When it comes to the fields of Science, Technology, Engineering, and Math (STEM), women, people of colour, the LGBTQ+ community, and all the intersections of marginalised groups are underrepresented at best and overtly harassed at worst. While conversations surrounding the lived experiences of these people may have been happening for decades, they have been behind closed doors, in emails, or otherwise in confidence with a trusted friend. Fortunately, we are seeing an example being set in popular culture today of these topics being discussed. While uncomfortable, these themes need to be addressed head-on.

But how do you bring these conversations to the fore? In an effort to address directly these important issues, a trio of planetary scientists, Tanya Harrison, Sara Mazrouei, and David Hamilton, organized the first ever Women in Planetary Science and Exploration Conference. It was billed as an academic conference, reviewing the latest in planetary research, but it was also designed to “highlight the achievements of women and non-binary researchers, while offering an opportunity to discuss, challenge, network, and support their peers.”

A typical academic conference focuses its schedule on research talks. These are brief talks, usually 15 minutes, given primarily by graduate students discussing their active research. In the case of WPSE2018, topics of research included meteorites, terrestrial planets, exoplanets, the Moon, and the outer solar system. It is one of the best ways to actively participate in the scientific process, and is of particular importance for young scientists establishing themselves in their field. In most academic conferences, there may also be a session dedicated to education and public outreach, or possibly academic funding, or maybe large projects coming up that involve many organizations. But conversations that directly discuss issues being faced by people in the fields are never part of the main narrative. 

The WPSE2018 conference balanced academic research in the fields of planetary science with the complex issues that face the people who actually do the work. In addition to the typical research talk sessions, there were multiple panel discussions that focussed on lived experiences. For example, there were panel discussions on LGBTQ+ Issues in STEM, Women of Colour in STEM, and Harassment in STEM.

These conversations were not at lunch sessions, after-hours conference social events, or any other side event or forum. The panels were front-and-centre in the schedule, and thus expected your participation. In the panel discussions, we heard directly from the people who are experiencing workplace discrimination and harassment, and how they have been dealing with their experiences. In structuring the conference this way, the organizers and participants challenged the idea that work is separate from lived experience.

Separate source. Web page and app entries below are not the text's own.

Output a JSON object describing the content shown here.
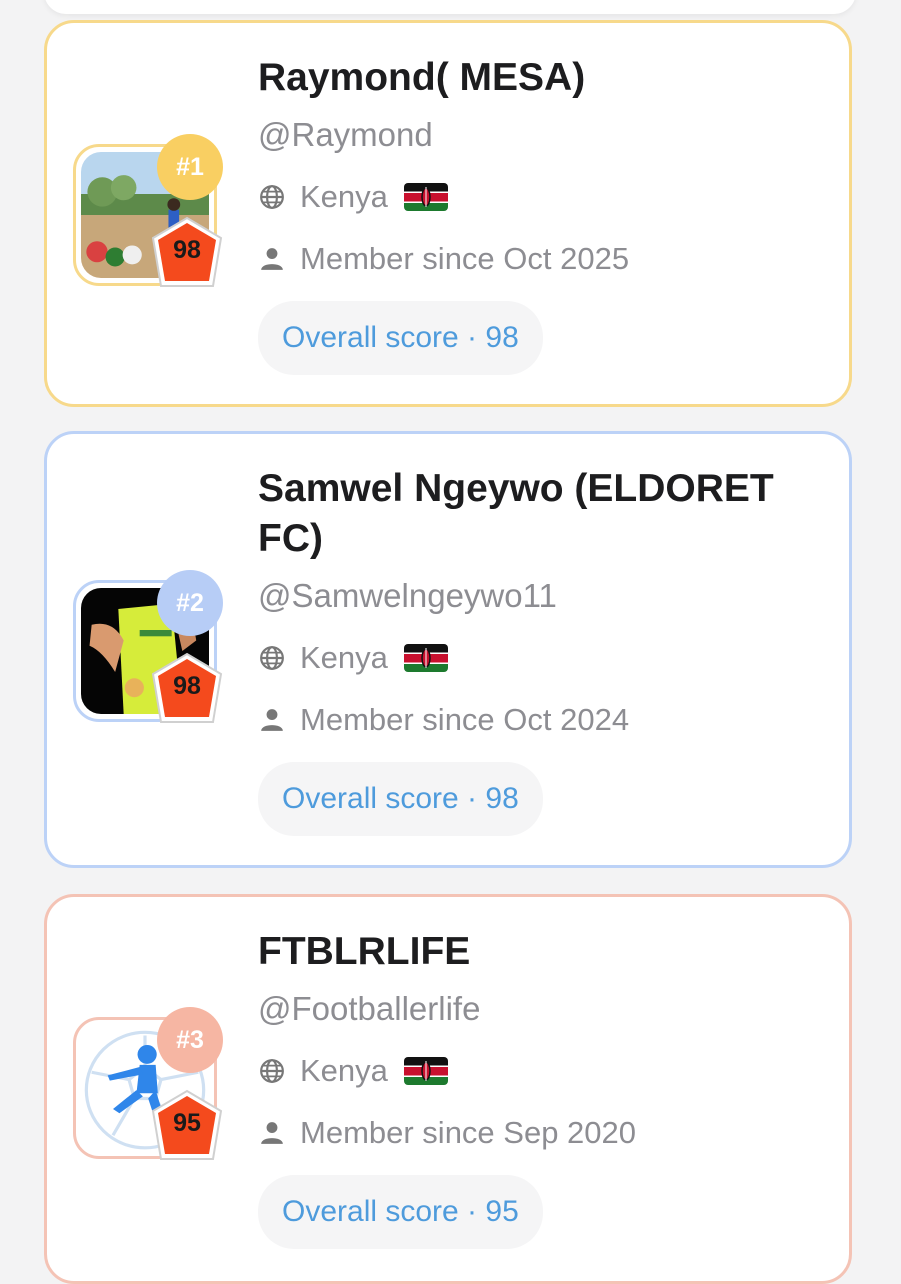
{
  "players": [
    {
      "rank": "#1",
      "name": "Raymond( MESA)",
      "handle": "@Raymond",
      "country": "Kenya",
      "member_since": "Member since Oct 2025",
      "score": "98",
      "overall_label": "Overall score · 98",
      "accent": "#f9cf62"
    },
    {
      "rank": "#2",
      "name": "Samwel Ngeywo (ELDORET FC)",
      "handle": "@Samwelngeywo11",
      "country": "Kenya",
      "member_since": "Member since Oct 2024",
      "score": "98",
      "overall_label": "Overall score · 98",
      "accent": "#b7cdf6"
    },
    {
      "rank": "#3",
      "name": "FTBLRLIFE",
      "handle": "@Footballerlife",
      "country": "Kenya",
      "member_since": "Member since Sep 2020",
      "score": "95",
      "overall_label": "Overall score · 95",
      "accent": "#f6b6a3"
    }
  ],
  "icons": {
    "country": "globe-icon",
    "member": "person-icon",
    "flag": "kenya-flag-icon",
    "score": "score-shield-icon"
  },
  "colors": {
    "score_text": "#4e9bdc",
    "score_badge": "#f44a1d"
  }
}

The conference forces me to look back on my own experience in grad school. I entered a masters program in astrophysics at the age of 21 when I left my undergrad and I stuck with it through a PhD program. I worked long days, I dealt with living at the poverty line (being a grad student isn’t particularly lucrative), I dealt with constructive criticism of my work and the imposter syndrome, I worried over where my career was going, and the challenges that come with interpersonal relationships. And I did all of that as a cis white male. How much harder must it be to deal with those challenges, but also with systemic devaluing of my work, openly derogatory comments about my gender, or active exclusion based on my appearance (whether social or work related)? How incredible is it to still succeed in the face of that kind of adversity? In my position of privilege, I haven’t been forced to live through those experiences. 

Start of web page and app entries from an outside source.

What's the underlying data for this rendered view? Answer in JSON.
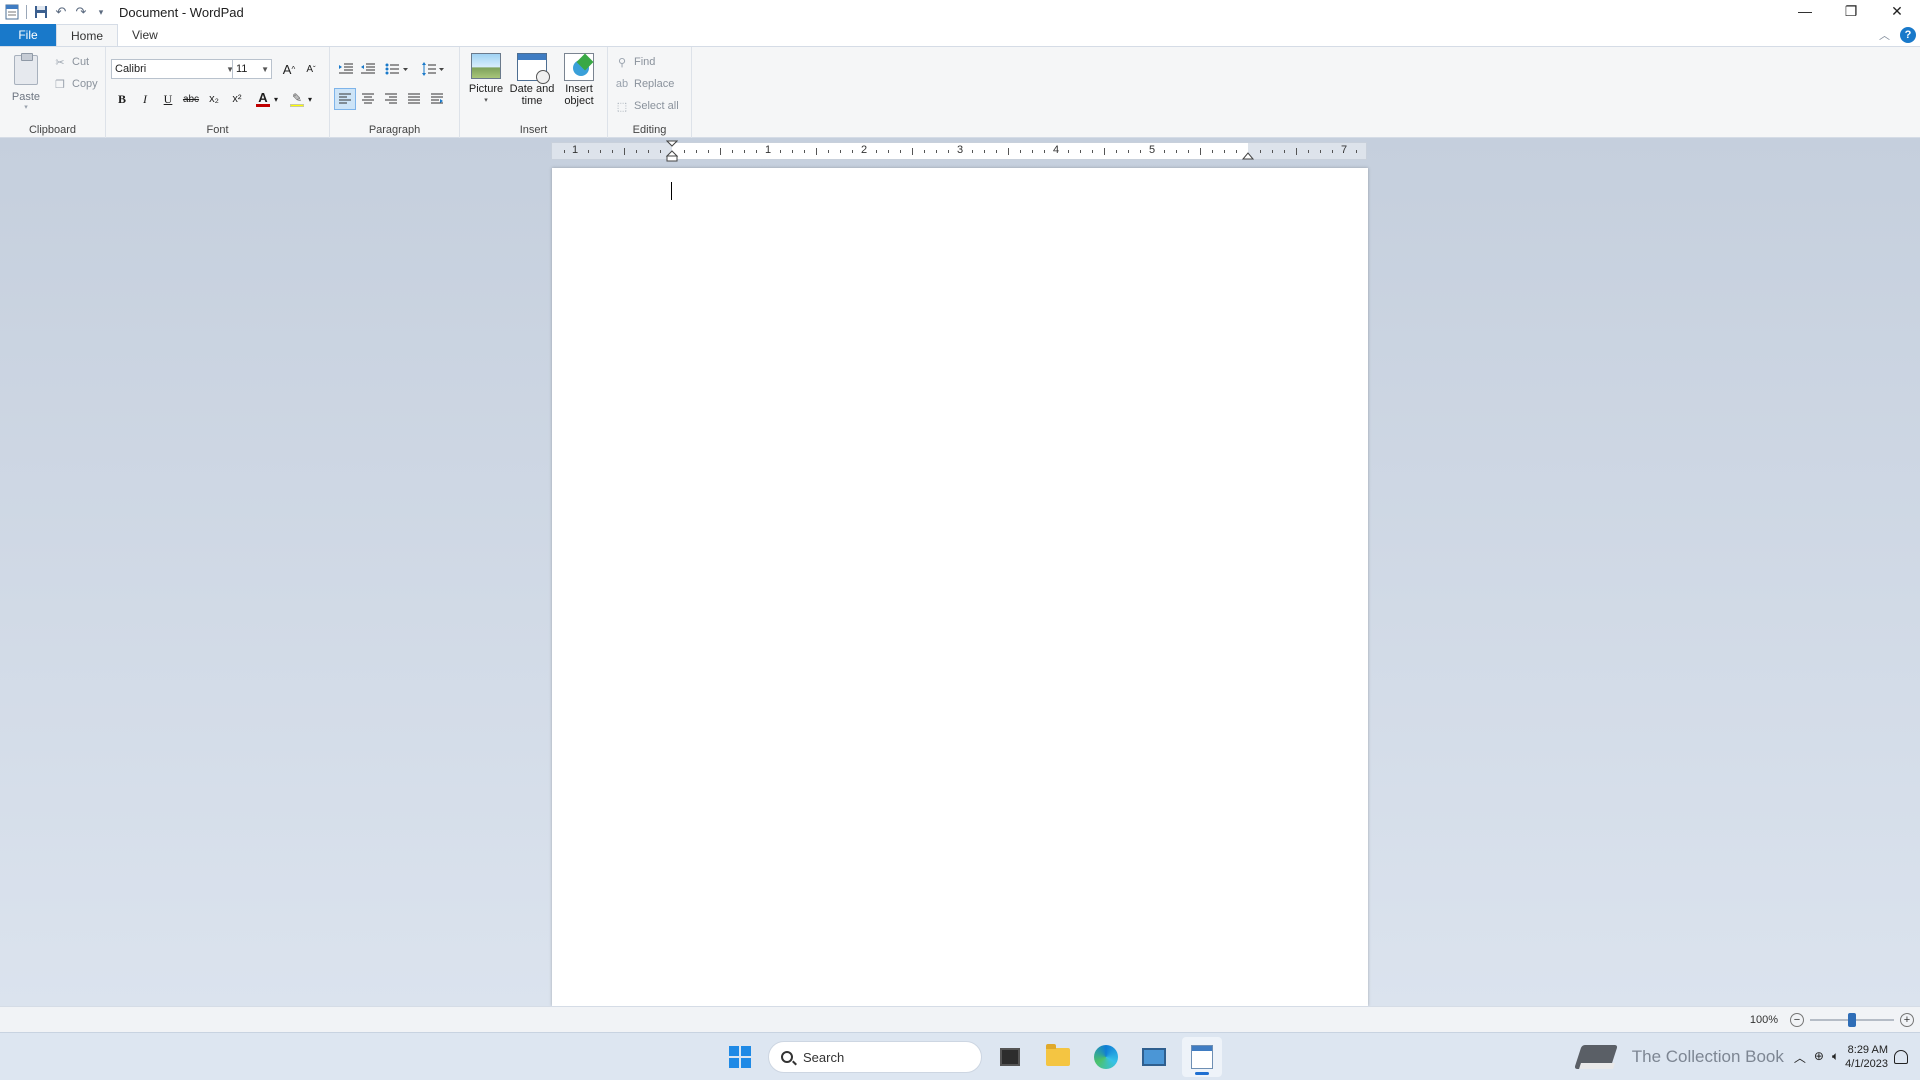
{
  "window": {
    "title": "Document - WordPad",
    "minimize_glyph": "—",
    "restore_glyph": "❐",
    "close_glyph": "✕"
  },
  "quick_access": [
    "save-icon",
    "undo-icon",
    "redo-icon",
    "customize-icon"
  ],
  "tabs": {
    "file": "File",
    "home": "Home",
    "view": "View"
  },
  "clipboard": {
    "paste": "Paste",
    "cut": "Cut",
    "copy": "Copy",
    "label": "Clipboard"
  },
  "font": {
    "family": "Calibri",
    "size": "11",
    "label": "Font",
    "bold": "B",
    "italic": "I",
    "underline": "U",
    "strikethrough": "abc",
    "subscript": "x₂",
    "superscript": "x²",
    "color_letter": "A"
  },
  "paragraph": {
    "label": "Paragraph"
  },
  "insert": {
    "picture": "Picture",
    "date_time_1": "Date and",
    "date_time_2": "time",
    "object_1": "Insert",
    "object_2": "object",
    "label": "Insert"
  },
  "editing": {
    "find": "Find",
    "replace": "Replace",
    "select_all": "Select all",
    "label": "Editing"
  },
  "ruler": {
    "numbers": [
      "1",
      "1",
      "2",
      "3",
      "4",
      "5",
      "7"
    ]
  },
  "status": {
    "zoom": "100%",
    "zoom_minus": "−",
    "zoom_plus": "+",
    "zoom_level": 0.5
  },
  "taskbar": {
    "search_placeholder": "Search",
    "watermark": "The Collection Book",
    "time": "8:29 AM",
    "date": "4/1/2023"
  },
  "colors": {
    "accent": "#1979ca",
    "font_color_bar": "#c00000",
    "highlight_bar": "#ffff00"
  }
}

The people who attended this conference, who spoke on the panels, and created awareness via social media challenge us all to look beyond the academic research and consider the silent challenges faced by our colleagues, our friends, our family members. It was encouraging to see the response from the crowd was of empathy and support. Perhaps the best way to describe WPSE2018 was a comment heard at the end: “I’ve never seen a conference with so much humanity.”
 

Author
Profile picture for user Jesse Rogerson
Jesse Rogerson

Jesse Rogerson is the Science Advisor at the Canada Aviation and Space Museum.